== Task statement ==
Tally the lines containing "object" in this data. Respond with the tally alone.

+ + +

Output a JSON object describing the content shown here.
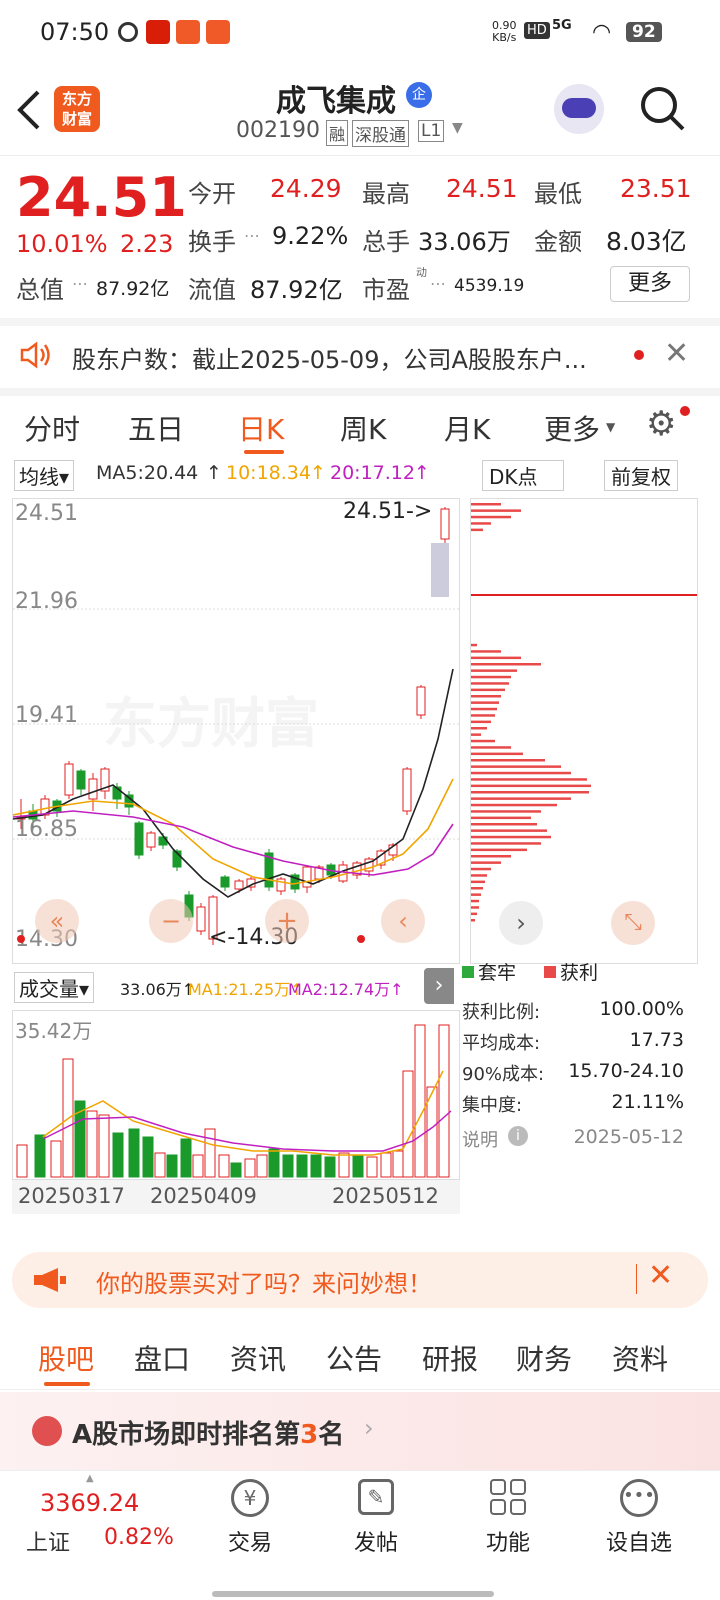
{
  "status": {
    "time": "07:50",
    "speed": "0.90",
    "speed_unit": "KB/s",
    "battery": "92",
    "net": "5G",
    "hd": "HD"
  },
  "header": {
    "logo_line1": "东方",
    "logo_line2": "财富",
    "title": "成飞集成",
    "title_badge": "企",
    "code": "002190",
    "tag1": "融",
    "tag2": "深股通",
    "tag3": "L1"
  },
  "quote": {
    "price": "24.51",
    "pct": "10.01%",
    "chg": "2.23",
    "open_label": "今开",
    "open": "24.29",
    "high_label": "最高",
    "high": "24.51",
    "low_label": "最低",
    "low": "23.51",
    "turnover_label": "换手",
    "turnover": "9.22%",
    "vol_label": "总手",
    "vol": "33.06万",
    "amt_label": "金额",
    "amt": "8.03亿",
    "mcap_label": "总值",
    "mcap": "87.92亿",
    "float_label": "流值",
    "float": "87.92亿",
    "pe_label": "市盈",
    "pe_sup": "动",
    "pe": "4539.19",
    "more": "更多"
  },
  "notice": {
    "text": "股东户数：截止2025-05-09，公司A股股东户..."
  },
  "tabs": [
    "分时",
    "五日",
    "日K",
    "周K",
    "月K",
    "更多"
  ],
  "kline": {
    "ma_label": "均线",
    "ma5": "MA5:20.44",
    "ma10": "10:18.34",
    "ma20": "20:17.12",
    "arrow": "↑",
    "dk": "DK点",
    "fq": "前复权",
    "yticks": [
      "24.51",
      "21.96",
      "19.41",
      "16.85",
      "14.30"
    ],
    "high_mark": "24.51->",
    "low_mark": "<-14.30",
    "watermark": "东方财富"
  },
  "dk": {
    "legend1": "套牢",
    "legend2": "获利",
    "rows": [
      [
        "获利比例:",
        "100.00%"
      ],
      [
        "平均成本:",
        "17.73"
      ],
      [
        "90%成本:",
        "15.70-24.10"
      ],
      [
        "集中度:",
        "21.11%"
      ]
    ],
    "note_label": "说明",
    "date": "2025-05-12"
  },
  "volume": {
    "label": "成交量",
    "v": "33.06万↑",
    "ma1": "MA1:21.25万↑",
    "ma2": "MA2:12.74万↑",
    "ymax": "35.42万",
    "dates": [
      "20250317",
      "20250409",
      "20250512"
    ]
  },
  "ann": {
    "text": "你的股票买对了吗？来问妙想！"
  },
  "subtabs": [
    "股吧",
    "盘口",
    "资讯",
    "公告",
    "研报",
    "财务",
    "资料"
  ],
  "rank": {
    "pre": "A股市场即时排名第",
    "num": "3",
    "post": "名"
  },
  "bottom": {
    "index_val": "3369.24",
    "index_name": "上证",
    "index_pct": "0.82%",
    "items": [
      "交易",
      "发帖",
      "功能",
      "设自选"
    ]
  }
}
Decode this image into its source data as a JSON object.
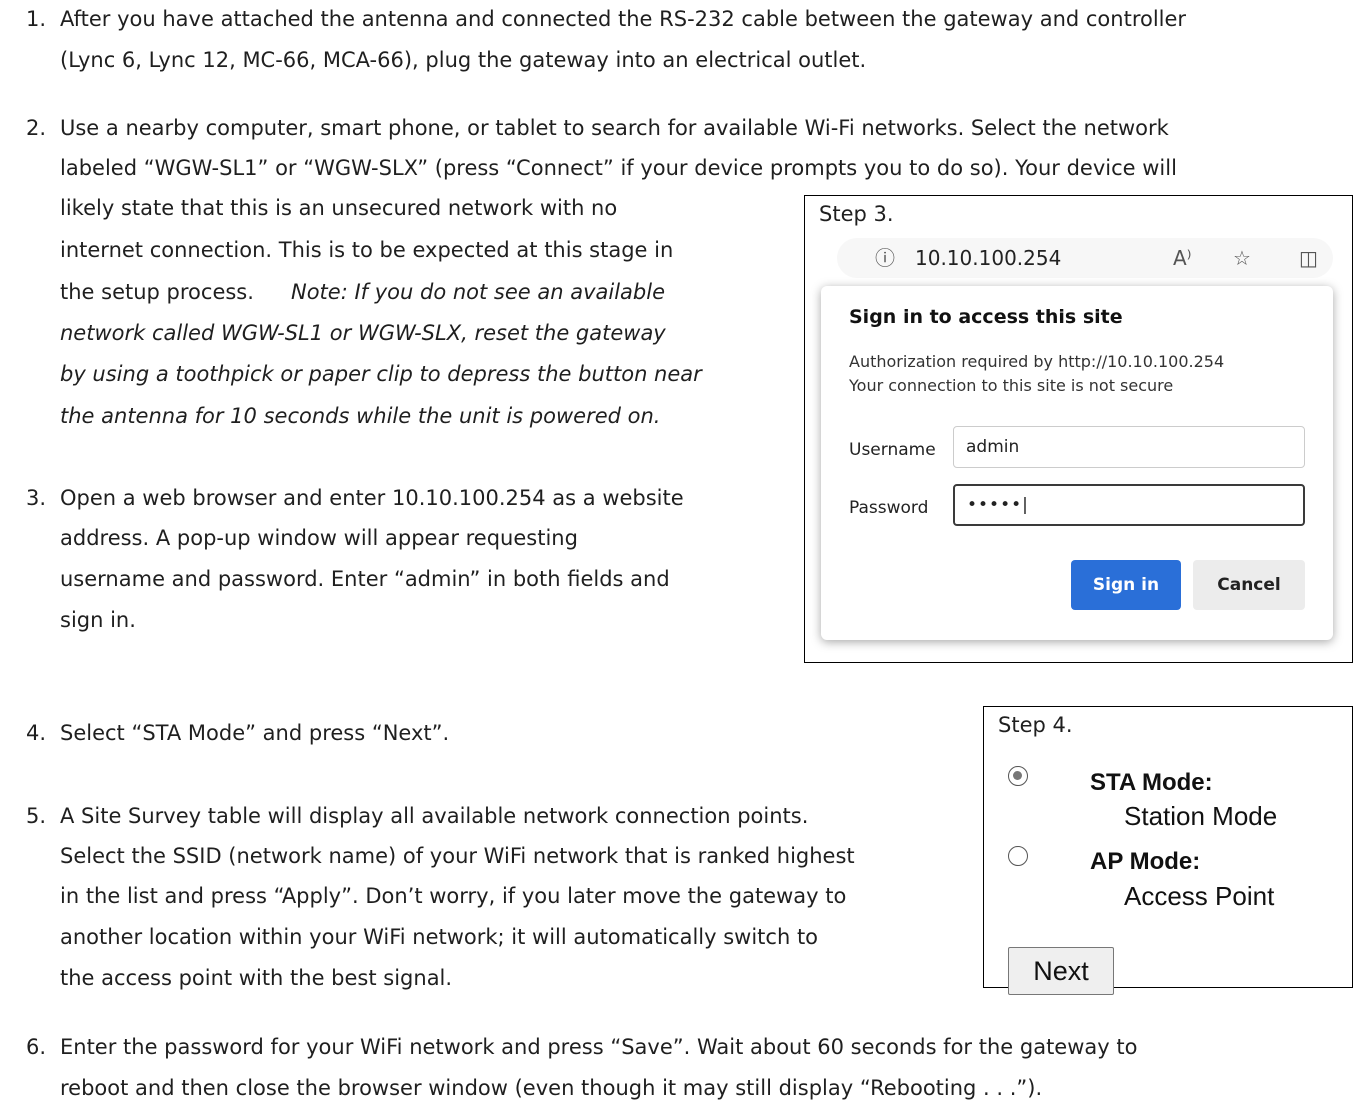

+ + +

== Exercise solution ==
2